Percentage of students in primary education who have their first or home language as language of instruction.
Data for this indicator may come from El Laboratorio Latinoamericano de Evaluación de la Calidad de la Educación (LLECE) 2013 (Third Regional Comparative and Explanatory Study (TERCE), Programme d'analyse des systèmes éducatifs de la confemen (PASEC) 2014 and 2018, Trends in International Mathematics and Science Study (TIMSS) 2015, and Multiple Indicator Cluster Surveys 6 (MICS6).
UNESCO Institute for Statistics
Number of students in primary education who have their first language or home language as language of instruction expressed as a percentage of the total number of students at the same level stage of education and year
• Data from household surveys collecting language most often spoken at home and spoken by teachers when teaching; • Data from student assessments’ background questionnaires on language spoken at home; and • ISCED mapping by country.
The higher the percentage of children taught in their home langage, the higher the probability that they acquire cognitive skills such as beginning reading and writing.

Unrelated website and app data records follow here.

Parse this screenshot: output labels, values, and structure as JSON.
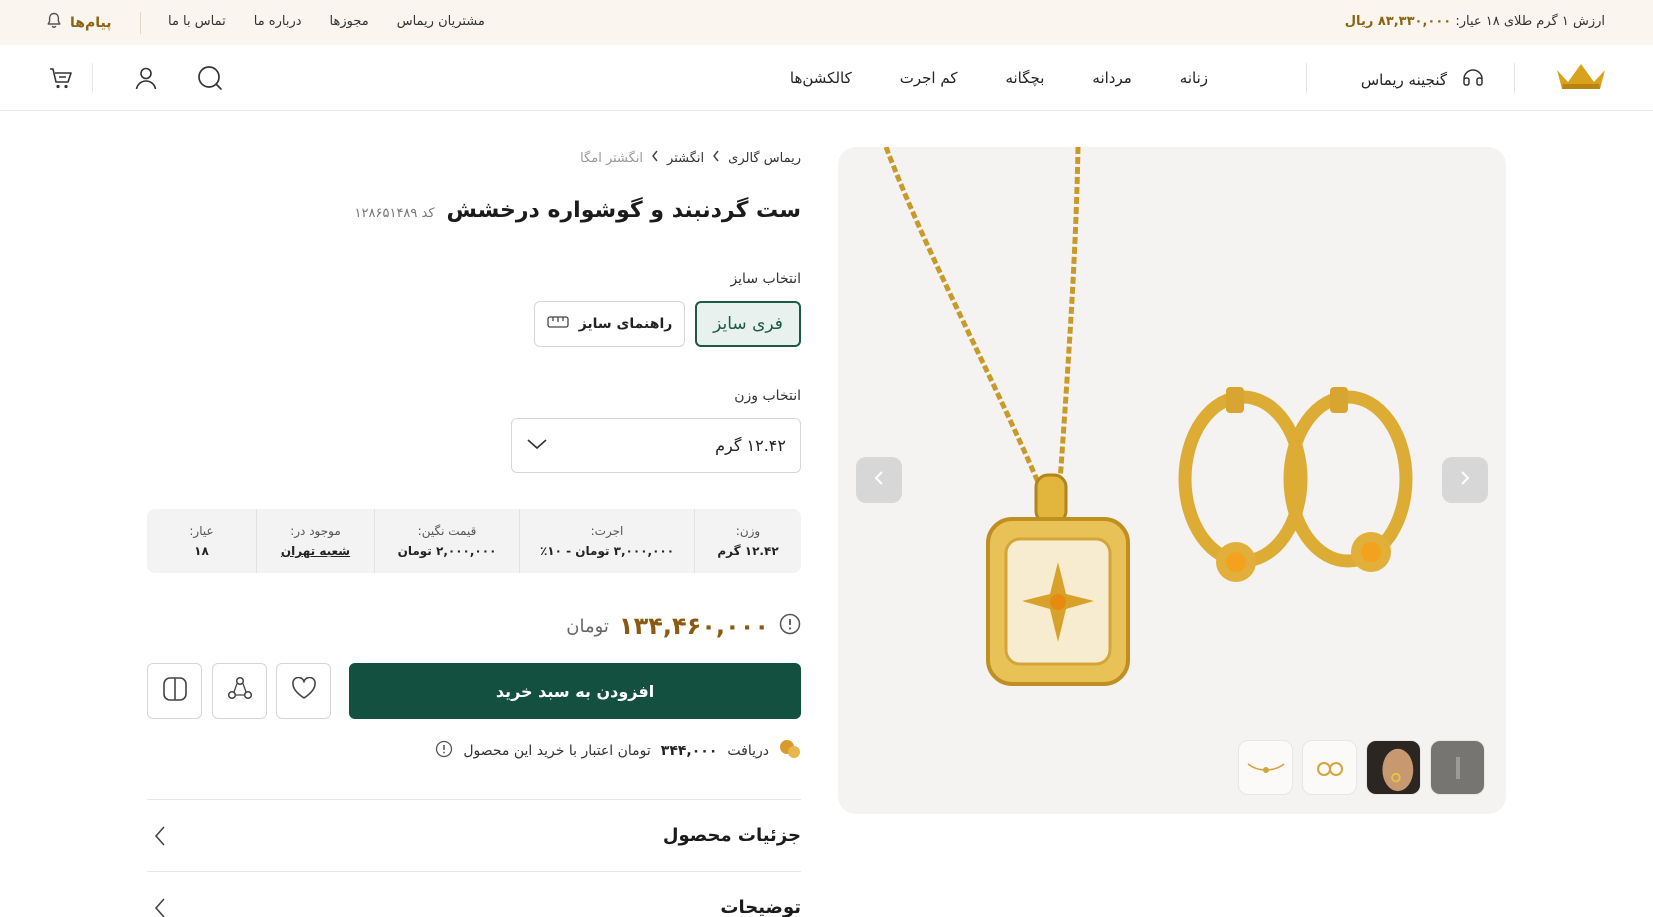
{
  "topbar": {
    "gold_price_label": "ارزش ۱ گرم طلای ۱۸ عیار:",
    "gold_price_value": "۸۳,۳۳۰,۰۰۰ ریال",
    "links": [
      "مشتریان ریماس",
      "مجوزها",
      "درباره ما",
      "تماس با ما"
    ],
    "messages_label": "پیام‌ها"
  },
  "header": {
    "treasury_label": "گنجینه ریماس",
    "nav": [
      "زنانه",
      "مردانه",
      "بچگانه",
      "کم اجرت",
      "کالکشن‌ها"
    ]
  },
  "breadcrumb": [
    "ریماس گالری",
    "انگشتر",
    "انگشتر امگا"
  ],
  "product": {
    "title": "ست گردنبند و گوشواره درخشش",
    "code_label": "کد",
    "code": "۱۲۸۶۵۱۴۸۹",
    "size_label": "انتخاب سایز",
    "size_selected": "فری سایز",
    "size_guide": "راهنمای سایز",
    "weight_label": "انتخاب وزن",
    "weight_value": "۱۲.۴۲ گرم",
    "specs": [
      {
        "key": "وزن:",
        "value": "۱۲.۴۲ گرم"
      },
      {
        "key": "اجرت:",
        "value": "۳,۰۰۰,۰۰۰ تومان - ۱۰٪"
      },
      {
        "key": "قیمت نگین:",
        "value": "۲,۰۰۰,۰۰۰ تومان"
      },
      {
        "key": "موجود در:",
        "value": "شعبه تهران"
      },
      {
        "key": "عیار:",
        "value": "۱۸"
      }
    ],
    "price": "۱۳۴,۴۶۰,۰۰۰",
    "currency": "تومان",
    "add_to_cart": "افزودن به سبد خرید",
    "credit_prefix": "دریافت",
    "credit_amount": "۳۴۴,۰۰۰",
    "credit_suffix": "تومان اعتبار با خرید این محصول"
  },
  "accordion": [
    "جزئیات محصول",
    "توضیحات"
  ],
  "colors": {
    "brand_green": "#14503f",
    "gold": "#8a5a10",
    "topbar_bg": "#faf6ef"
  }
}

After building solid skills, learners can gradually transfer skills from the familiar language to the unfamiliar one.
The primary limitation of using international assessment data is that language of instruction is not readily available in these datasets; rather, the language of the test is used at home is reported. Generally, the language of the test for international student assessments matches the official language of instruction. Comparing estimates of the indicator across assessment programmes yielded no systematic differences, and small differences were found for countries that participated in more than one assessment programme.

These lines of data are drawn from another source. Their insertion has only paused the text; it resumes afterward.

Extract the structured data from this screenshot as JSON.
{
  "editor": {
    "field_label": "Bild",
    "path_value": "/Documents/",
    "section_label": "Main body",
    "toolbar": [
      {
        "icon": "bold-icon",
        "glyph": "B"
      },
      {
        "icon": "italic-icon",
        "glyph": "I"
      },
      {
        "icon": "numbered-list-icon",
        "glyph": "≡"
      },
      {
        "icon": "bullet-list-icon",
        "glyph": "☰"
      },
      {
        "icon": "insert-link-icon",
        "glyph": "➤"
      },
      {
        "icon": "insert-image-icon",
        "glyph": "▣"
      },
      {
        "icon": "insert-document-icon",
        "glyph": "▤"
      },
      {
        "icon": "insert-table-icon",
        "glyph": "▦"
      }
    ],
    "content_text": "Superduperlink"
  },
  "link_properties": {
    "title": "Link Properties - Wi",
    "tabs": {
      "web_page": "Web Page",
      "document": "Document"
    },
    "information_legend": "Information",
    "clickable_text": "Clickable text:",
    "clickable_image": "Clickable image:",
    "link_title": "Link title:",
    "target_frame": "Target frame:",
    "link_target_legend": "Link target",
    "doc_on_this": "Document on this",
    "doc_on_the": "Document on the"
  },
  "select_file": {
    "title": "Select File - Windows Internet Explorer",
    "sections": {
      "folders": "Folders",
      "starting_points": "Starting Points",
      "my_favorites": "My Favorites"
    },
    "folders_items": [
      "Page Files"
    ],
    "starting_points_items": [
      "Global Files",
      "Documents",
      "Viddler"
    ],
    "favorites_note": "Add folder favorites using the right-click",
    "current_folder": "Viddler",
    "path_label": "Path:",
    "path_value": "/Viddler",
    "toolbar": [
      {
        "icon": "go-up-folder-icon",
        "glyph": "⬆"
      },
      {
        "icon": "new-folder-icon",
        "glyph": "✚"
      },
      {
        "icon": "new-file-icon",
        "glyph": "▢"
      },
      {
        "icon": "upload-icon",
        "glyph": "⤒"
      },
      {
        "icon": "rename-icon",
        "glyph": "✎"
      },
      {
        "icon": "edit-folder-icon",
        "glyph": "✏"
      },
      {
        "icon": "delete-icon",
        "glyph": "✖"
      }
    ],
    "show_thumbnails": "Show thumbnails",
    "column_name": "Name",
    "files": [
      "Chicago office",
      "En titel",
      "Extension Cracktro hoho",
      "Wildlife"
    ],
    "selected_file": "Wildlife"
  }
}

Language is key to communication and understanding in the classroom. Education in the mother-tongue has been linked to improved learning outcomes. Research suggests that mother-tongue instruction improves learning outcomes including the ability of children to learn languages later in school.

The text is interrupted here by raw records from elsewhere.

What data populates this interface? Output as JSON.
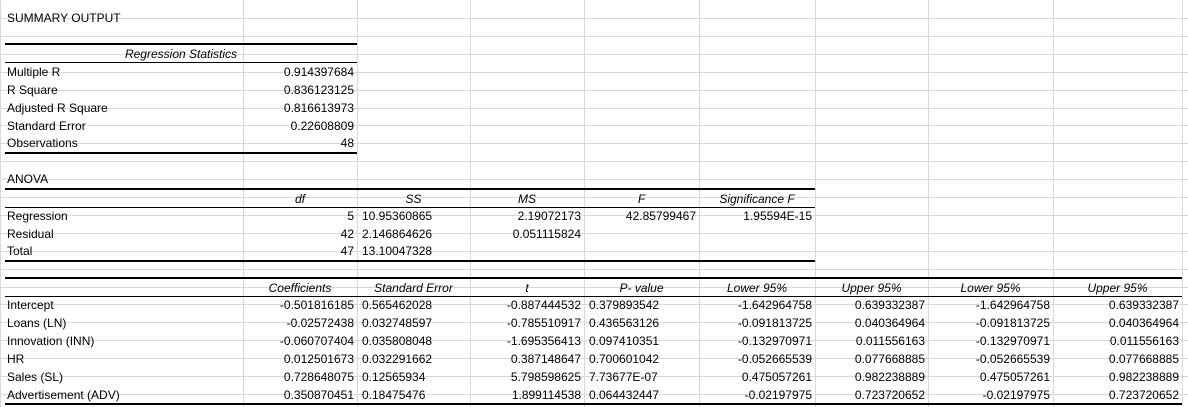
{
  "title": "SUMMARY OUTPUT",
  "regression_statistics": {
    "header": "Regression Statistics",
    "rows": [
      {
        "label": "Multiple R",
        "value": "0.914397684"
      },
      {
        "label": "R Square",
        "value": "0.836123125"
      },
      {
        "label": "Adjusted R Square",
        "value": "0.816613973"
      },
      {
        "label": "Standard Error",
        "value": "0.22608809"
      },
      {
        "label": "Observations",
        "value": "48"
      }
    ]
  },
  "anova": {
    "title": "ANOVA",
    "headers": [
      "df",
      "SS",
      "MS",
      "F",
      "Significance F"
    ],
    "rows": [
      {
        "label": "Regression",
        "cells": [
          "5",
          "10.95360865",
          "2.19072173",
          "42.85799467",
          "1.95594E-15"
        ]
      },
      {
        "label": "Residual",
        "cells": [
          "42",
          "2.146864626",
          "0.051115824",
          "",
          ""
        ]
      },
      {
        "label": "Total",
        "cells": [
          "47",
          "13.10047328",
          "",
          "",
          ""
        ]
      }
    ]
  },
  "coefficients": {
    "headers": [
      "Coefficients",
      "Standard Error",
      "t",
      "P- value",
      "Lower 95%",
      "Upper 95%",
      "Lower 95%",
      "Upper 95%"
    ],
    "rows": [
      {
        "label": "Intercept",
        "cells": [
          "-0.501816185",
          "0.565462028",
          "-0.887444532",
          "0.379893542",
          "-1.642964758",
          "0.639332387",
          "-1.642964758",
          "0.639332387"
        ]
      },
      {
        "label": "Loans (LN)",
        "cells": [
          "-0.02572438",
          "0.032748597",
          "-0.785510917",
          "0.436563126",
          "-0.091813725",
          "0.040364964",
          "-0.091813725",
          "0.040364964"
        ]
      },
      {
        "label": "Innovation (INN)",
        "cells": [
          "-0.060707404",
          "0.035808048",
          "-1.695356413",
          "0.097410351",
          "-0.132970971",
          "0.011556163",
          "-0.132970971",
          "0.011556163"
        ]
      },
      {
        "label": "HR",
        "cells": [
          "0.012501673",
          "0.032291662",
          "0.387148647",
          "0.700601042",
          "-0.052665539",
          "0.077668885",
          "-0.052665539",
          "0.077668885"
        ]
      },
      {
        "label": "Sales (SL)",
        "cells": [
          "0.728648075",
          "0.12565934",
          "5.798598625",
          "7.73677E-07",
          "0.475057261",
          "0.982238889",
          "0.475057261",
          "0.982238889"
        ]
      },
      {
        "label": "Advertisement (ADV)",
        "cells": [
          "0.350870451",
          "0.18475476",
          "1.899114538",
          "0.064432447",
          "-0.02197975",
          "0.723720652",
          "-0.02197975",
          "0.723720652"
        ]
      }
    ]
  }
}
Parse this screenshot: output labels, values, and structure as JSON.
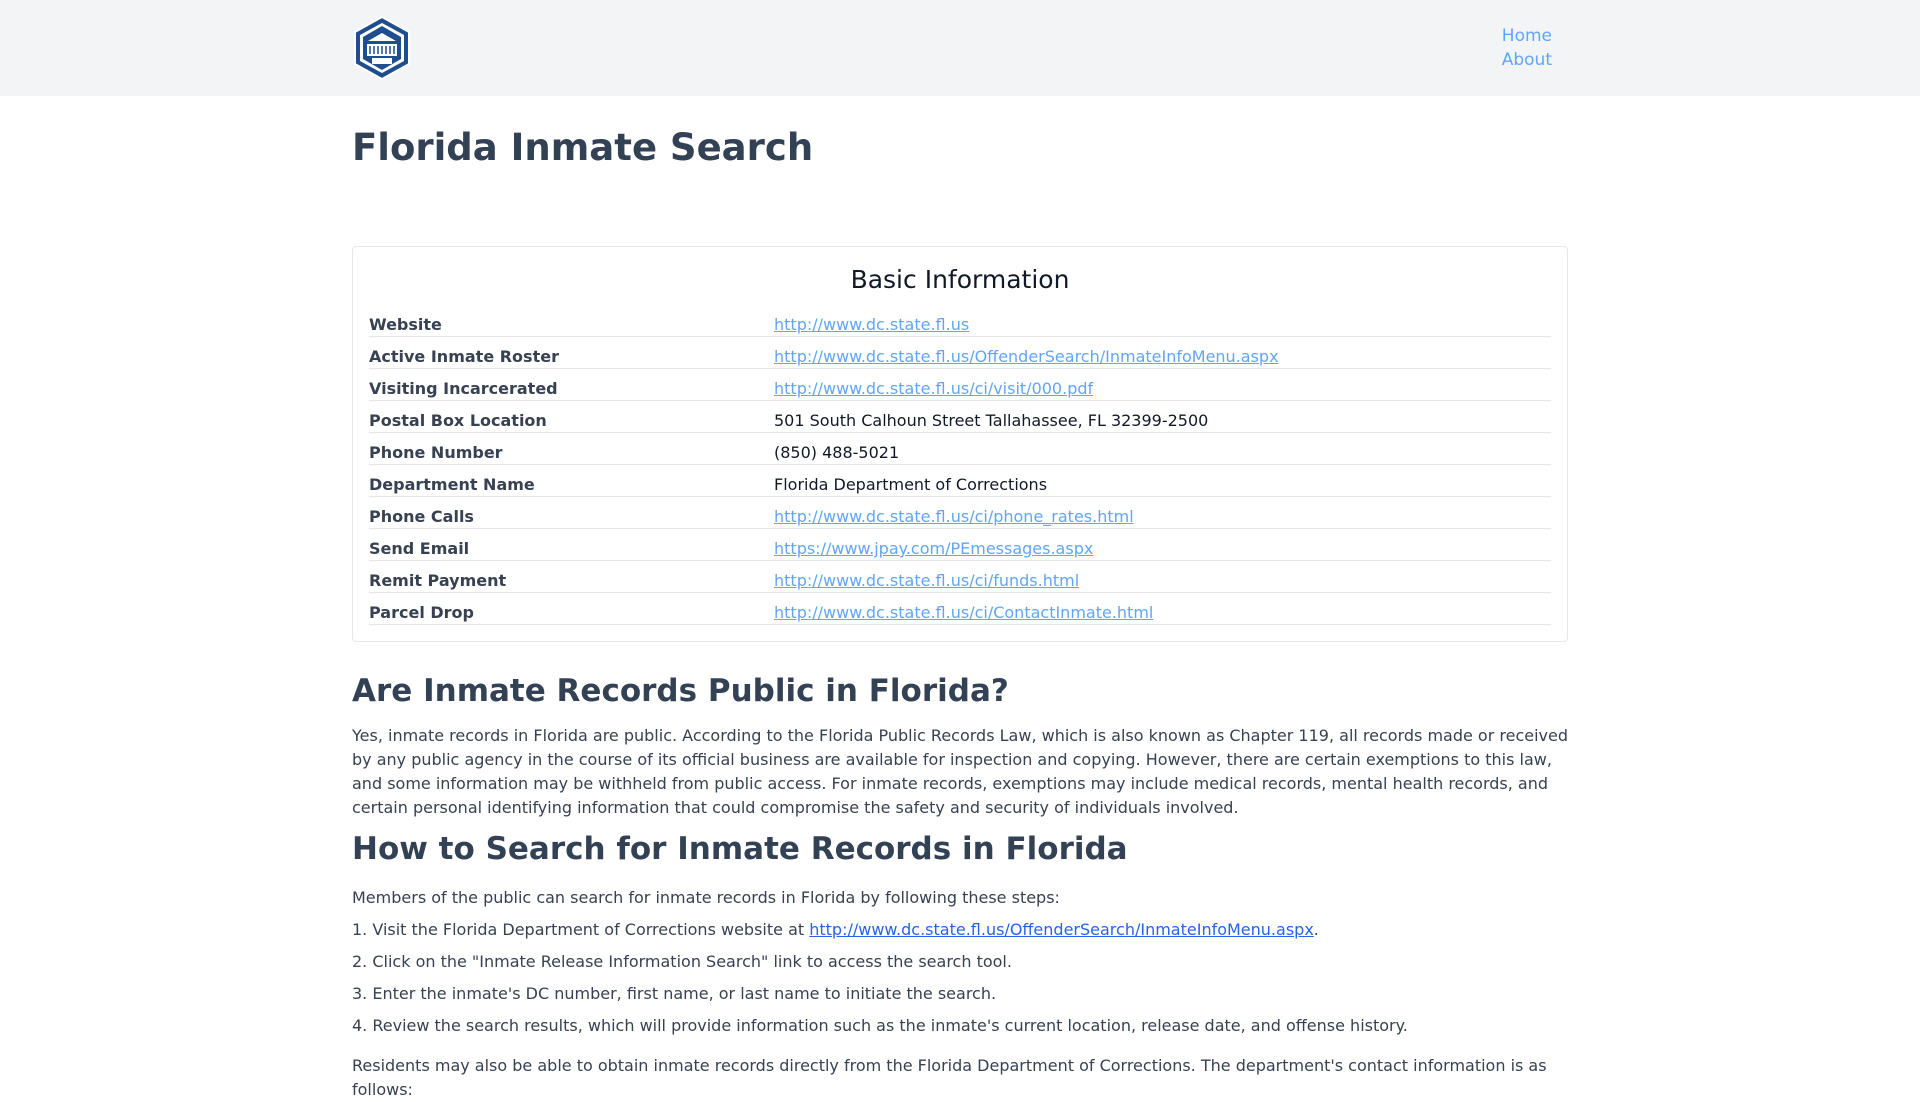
{
  "header": {
    "logo_alt": "Inmate Chamber logo",
    "nav": [
      "Home",
      "About"
    ]
  },
  "page_title": "Florida Inmate Search",
  "basic_info": {
    "title": "Basic Information",
    "rows": [
      {
        "label": "Website",
        "value": "http://www.dc.state.fl.us",
        "link": true
      },
      {
        "label": "Active Inmate Roster",
        "value": "http://www.dc.state.fl.us/OffenderSearch/InmateInfoMenu.aspx",
        "link": true
      },
      {
        "label": "Visiting Incarcerated",
        "value": "http://www.dc.state.fl.us/ci/visit/000.pdf",
        "link": true
      },
      {
        "label": "Postal Box Location",
        "value": "501 South Calhoun Street Tallahassee, FL 32399-2500",
        "link": false
      },
      {
        "label": "Phone Number",
        "value": "(850) 488-5021",
        "link": false
      },
      {
        "label": "Department Name",
        "value": "Florida Department of Corrections",
        "link": false
      },
      {
        "label": "Phone Calls",
        "value": "http://www.dc.state.fl.us/ci/phone_rates.html",
        "link": true
      },
      {
        "label": "Send Email",
        "value": "https://www.jpay.com/PEmessages.aspx",
        "link": true
      },
      {
        "label": "Remit Payment",
        "value": "http://www.dc.state.fl.us/ci/funds.html",
        "link": true
      },
      {
        "label": "Parcel Drop",
        "value": "http://www.dc.state.fl.us/ci/ContactInmate.html",
        "link": true
      }
    ]
  },
  "section1": {
    "heading": "Are Inmate Records Public in Florida?",
    "paragraph": "Yes, inmate records in Florida are public. According to the Florida Public Records Law, which is also known as Chapter 119, all records made or received by any public agency in the course of its official business are available for inspection and copying. However, there are certain exemptions to this law, and some information may be withheld from public access. For inmate records, exemptions may include medical records, mental health records, and certain personal identifying information that could compromise the safety and security of individuals involved."
  },
  "section2": {
    "heading": "How to Search for Inmate Records in Florida",
    "intro": "Members of the public can search for inmate records in Florida by following these steps:",
    "step1_prefix": "1. Visit the Florida Department of Corrections website at ",
    "step1_link": "http://www.dc.state.fl.us/OffenderSearch/InmateInfoMenu.aspx",
    "step1_suffix": ".",
    "step2": "2. Click on the \"Inmate Release Information Search\" link to access the search tool.",
    "step3": "3. Enter the inmate's DC number, first name, or last name to initiate the search.",
    "step4": "4. Review the search results, which will provide information such as the inmate's current location, release date, and offense history.",
    "residents": "Residents may also be able to obtain inmate records directly from the Florida Department of Corrections. The department's contact information is as follows:"
  }
}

The UIS maintains the global database on home language. The inclusion of data point in the database, it is done following a protocol for reporting the indicators, reviewed by UIS technical focal points to check for consistency and overall data quality. This review is based on a set of objective criteria to ensure that only the most recent and reliable information are included in the databases.
Disaggregation by level of school, sex, urban or rural location and wealth (see common metadata for indicators derived from student assessment data for details on definition of these sub-populations).